The template not only gives the user point-and-click, immediate styling gratification. It enables some of the capabilities of a full-fledged publishing tool, which Word has never claimed to be. For example, templates and macros can specify prefix text and can alter formatting depending on the document context. The styles themselves, that is, whether one uses Arial or Futura, can be edited in the Word interface.
Save options are as Word, as SGML, or as a hybrid that includes both the structure and the format information. Docs saved as Word can then be twiddled for print output. The intent of the hybrid is to give readers and reviewers who do not have the add-on the ability to view the explicit structure in a formatted version of the document.
Entities can be declared in the DTD or the declaration subset and inserted via a dialog box, but cannot be edited directly in the document. The S4 desktop uses ActiveX controls to communicate with a database.
Current implementations include a project with Toronto's Financial Post (I4I is not only a good-old SGML company, it is a good old Canadian SGML company, and one that has inherited staff from the best of the other companies.) The Post has an SQL database and they have modeled the SQL queries in SGML. The retrieved content is inserted into a document instance. The document then goes to FrameMaker+SGML and gets published as a CD-ROM, on the Web as HTML, and in print.
Will this ever become more than a development environemnt? Certainly, we like to see an editor with a Word interface and real XML out the back end. Whoever King Arthur or Prince Charming turns out to be, he will have to build a GUI for the I4I templates as well and face down who knows what other fire-breathing bugs. Switching metaphors, we view each of these attempts to marry writer-ease-of-use with structure-and-validation as important experiments, even if this one, too, fails to last.
Grif's SGML editorGrif is the name of the company with an SGML editor that looked destined for historical footnote status until the technology was purchased by I4I earlier this year, along with contracts for several key employees. Needless to say, the Grif customer base in Europe, chief among them the aerospace and automotive industries, is relieved that the product will be supported and developed. Release 3.0 is due out soon.
I4I also offers and supports the Grif Information Management System, composed of the editor, a viewer, and an API toolkit. Pricing for the Grif System ranges from $850 to $13,000, depending on configuration and options.

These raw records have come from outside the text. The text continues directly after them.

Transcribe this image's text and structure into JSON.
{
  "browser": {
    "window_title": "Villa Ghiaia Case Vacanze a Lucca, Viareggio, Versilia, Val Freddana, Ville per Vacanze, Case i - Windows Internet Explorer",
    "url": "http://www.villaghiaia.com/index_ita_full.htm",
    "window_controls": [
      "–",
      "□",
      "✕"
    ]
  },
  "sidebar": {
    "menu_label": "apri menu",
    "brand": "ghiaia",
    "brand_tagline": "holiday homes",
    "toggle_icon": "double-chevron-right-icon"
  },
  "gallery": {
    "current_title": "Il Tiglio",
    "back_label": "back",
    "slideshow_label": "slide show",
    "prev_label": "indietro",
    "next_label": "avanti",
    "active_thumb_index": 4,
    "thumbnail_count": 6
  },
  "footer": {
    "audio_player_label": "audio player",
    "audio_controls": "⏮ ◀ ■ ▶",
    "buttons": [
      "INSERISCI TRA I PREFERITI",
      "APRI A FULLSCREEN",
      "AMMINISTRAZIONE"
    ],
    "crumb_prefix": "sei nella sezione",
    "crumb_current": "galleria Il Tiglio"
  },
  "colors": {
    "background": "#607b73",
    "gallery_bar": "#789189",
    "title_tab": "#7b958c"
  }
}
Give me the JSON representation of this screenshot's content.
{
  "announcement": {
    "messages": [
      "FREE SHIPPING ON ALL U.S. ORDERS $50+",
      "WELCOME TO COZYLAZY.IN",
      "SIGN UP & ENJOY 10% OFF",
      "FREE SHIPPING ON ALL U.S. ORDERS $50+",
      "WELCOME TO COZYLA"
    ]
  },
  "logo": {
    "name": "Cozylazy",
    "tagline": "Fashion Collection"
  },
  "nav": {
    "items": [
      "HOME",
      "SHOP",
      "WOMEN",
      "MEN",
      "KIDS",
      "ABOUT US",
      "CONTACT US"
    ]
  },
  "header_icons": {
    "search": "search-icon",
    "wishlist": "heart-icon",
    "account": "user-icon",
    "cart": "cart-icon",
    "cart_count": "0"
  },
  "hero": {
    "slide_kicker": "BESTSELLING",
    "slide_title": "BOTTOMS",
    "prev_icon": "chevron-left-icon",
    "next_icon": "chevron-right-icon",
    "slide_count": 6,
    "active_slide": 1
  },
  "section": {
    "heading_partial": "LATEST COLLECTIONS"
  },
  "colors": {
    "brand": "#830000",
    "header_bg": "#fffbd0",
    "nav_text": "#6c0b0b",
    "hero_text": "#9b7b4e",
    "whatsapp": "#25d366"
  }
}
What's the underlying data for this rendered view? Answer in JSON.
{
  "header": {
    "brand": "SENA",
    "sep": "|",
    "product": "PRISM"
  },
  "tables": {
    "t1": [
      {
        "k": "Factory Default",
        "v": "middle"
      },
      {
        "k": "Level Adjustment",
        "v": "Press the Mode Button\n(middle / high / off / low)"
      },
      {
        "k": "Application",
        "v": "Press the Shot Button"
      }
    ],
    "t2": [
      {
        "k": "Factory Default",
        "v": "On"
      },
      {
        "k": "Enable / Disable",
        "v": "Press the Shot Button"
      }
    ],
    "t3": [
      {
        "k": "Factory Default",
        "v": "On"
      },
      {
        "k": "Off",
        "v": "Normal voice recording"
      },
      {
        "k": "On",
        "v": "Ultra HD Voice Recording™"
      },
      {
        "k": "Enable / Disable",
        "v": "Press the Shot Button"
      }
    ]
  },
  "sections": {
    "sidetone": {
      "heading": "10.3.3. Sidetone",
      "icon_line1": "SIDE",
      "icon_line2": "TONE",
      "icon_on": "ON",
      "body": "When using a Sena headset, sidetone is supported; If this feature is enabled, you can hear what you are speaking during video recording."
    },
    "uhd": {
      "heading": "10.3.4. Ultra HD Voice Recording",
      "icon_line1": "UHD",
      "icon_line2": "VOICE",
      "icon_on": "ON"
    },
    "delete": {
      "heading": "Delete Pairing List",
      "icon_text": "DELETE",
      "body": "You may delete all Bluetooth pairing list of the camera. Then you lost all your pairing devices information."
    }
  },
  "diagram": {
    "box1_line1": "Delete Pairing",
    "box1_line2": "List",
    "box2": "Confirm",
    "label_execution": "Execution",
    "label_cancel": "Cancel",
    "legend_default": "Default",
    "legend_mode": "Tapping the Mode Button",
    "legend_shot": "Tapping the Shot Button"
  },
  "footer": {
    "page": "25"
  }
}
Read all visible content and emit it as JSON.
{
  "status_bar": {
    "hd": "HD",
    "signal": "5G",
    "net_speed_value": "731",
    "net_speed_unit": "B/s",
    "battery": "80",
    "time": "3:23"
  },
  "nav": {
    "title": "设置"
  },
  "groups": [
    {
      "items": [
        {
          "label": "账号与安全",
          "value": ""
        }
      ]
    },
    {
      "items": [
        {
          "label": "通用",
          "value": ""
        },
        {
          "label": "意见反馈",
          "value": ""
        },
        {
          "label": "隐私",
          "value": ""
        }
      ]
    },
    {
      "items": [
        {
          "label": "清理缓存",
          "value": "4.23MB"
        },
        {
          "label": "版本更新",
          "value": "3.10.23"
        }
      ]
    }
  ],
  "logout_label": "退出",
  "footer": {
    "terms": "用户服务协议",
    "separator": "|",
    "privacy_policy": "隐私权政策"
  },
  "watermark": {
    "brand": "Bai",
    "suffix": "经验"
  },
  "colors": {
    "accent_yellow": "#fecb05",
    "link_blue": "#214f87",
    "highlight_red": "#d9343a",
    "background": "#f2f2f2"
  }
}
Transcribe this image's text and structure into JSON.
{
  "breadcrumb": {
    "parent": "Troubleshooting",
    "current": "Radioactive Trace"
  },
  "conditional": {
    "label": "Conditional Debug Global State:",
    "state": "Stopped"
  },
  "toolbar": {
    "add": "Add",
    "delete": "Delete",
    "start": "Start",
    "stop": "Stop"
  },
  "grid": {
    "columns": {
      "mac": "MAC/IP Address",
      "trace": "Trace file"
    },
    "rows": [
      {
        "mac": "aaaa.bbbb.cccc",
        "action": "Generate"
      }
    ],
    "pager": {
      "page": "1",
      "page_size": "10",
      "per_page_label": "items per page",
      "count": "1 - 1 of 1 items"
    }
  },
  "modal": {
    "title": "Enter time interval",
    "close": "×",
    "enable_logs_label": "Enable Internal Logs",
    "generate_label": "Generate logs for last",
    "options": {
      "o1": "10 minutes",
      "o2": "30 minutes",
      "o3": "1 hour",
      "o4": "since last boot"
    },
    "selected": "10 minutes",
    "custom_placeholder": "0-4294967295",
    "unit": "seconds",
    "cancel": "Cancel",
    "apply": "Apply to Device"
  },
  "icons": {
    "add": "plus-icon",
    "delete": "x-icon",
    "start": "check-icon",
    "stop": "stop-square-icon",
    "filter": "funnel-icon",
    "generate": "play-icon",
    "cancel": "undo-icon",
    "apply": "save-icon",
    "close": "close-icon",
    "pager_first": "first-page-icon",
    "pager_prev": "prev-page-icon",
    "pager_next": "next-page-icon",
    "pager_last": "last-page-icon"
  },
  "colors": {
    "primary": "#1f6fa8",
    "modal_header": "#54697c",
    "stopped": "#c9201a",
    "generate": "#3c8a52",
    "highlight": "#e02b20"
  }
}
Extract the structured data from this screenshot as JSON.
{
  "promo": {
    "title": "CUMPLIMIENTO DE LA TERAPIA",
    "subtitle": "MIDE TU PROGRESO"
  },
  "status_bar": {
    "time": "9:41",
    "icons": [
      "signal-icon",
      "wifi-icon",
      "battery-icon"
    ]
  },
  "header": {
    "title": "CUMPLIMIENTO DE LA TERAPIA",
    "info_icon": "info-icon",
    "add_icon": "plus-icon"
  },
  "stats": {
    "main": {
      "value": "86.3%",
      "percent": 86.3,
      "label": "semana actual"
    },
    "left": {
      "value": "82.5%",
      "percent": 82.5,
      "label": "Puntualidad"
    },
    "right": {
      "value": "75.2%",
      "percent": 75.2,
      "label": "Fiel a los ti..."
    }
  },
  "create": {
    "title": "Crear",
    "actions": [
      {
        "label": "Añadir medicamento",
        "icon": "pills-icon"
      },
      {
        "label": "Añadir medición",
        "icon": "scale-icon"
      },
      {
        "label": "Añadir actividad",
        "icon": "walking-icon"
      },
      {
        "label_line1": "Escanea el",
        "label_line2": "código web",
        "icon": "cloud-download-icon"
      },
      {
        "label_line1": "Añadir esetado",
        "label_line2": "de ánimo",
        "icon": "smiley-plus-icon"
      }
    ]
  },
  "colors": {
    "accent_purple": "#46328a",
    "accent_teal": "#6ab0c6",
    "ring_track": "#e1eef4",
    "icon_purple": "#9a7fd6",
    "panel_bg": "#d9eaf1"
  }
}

Features of the Grif editor include the ability to view a document in multiple styles, each in its own window. A change made to a document in any window is synchronized in all views. The editor will paginate, but only in single columns. There is a math editor, but it uses the company's own DTD, not the W3C Math Markup Language. The editor handles pictures in a layer with pointers to and from the text.
Grif certainly would have made an interesting footnote. It was a spin off from INRIA (Institut de Recherche en Automatique), a French research institute, which was a founding member of the W3C. At the very first WWW conference in Darmstadt, Grif announced the release of Symposia, an HTML editor that supports saves to remote servers. And, of course, it is Grif that Jean Paoli left for Microsoft to evangelize for SGML.
Here is some of our earlier Grif coverage from June, 1996 and May, 1995.
Perhaps by XML '98 Chicago we will have some indication of whether I4I was just picking up contacts and personnel, or if it intends to develop this technology and, if so, how it fits with the I4I Word editor.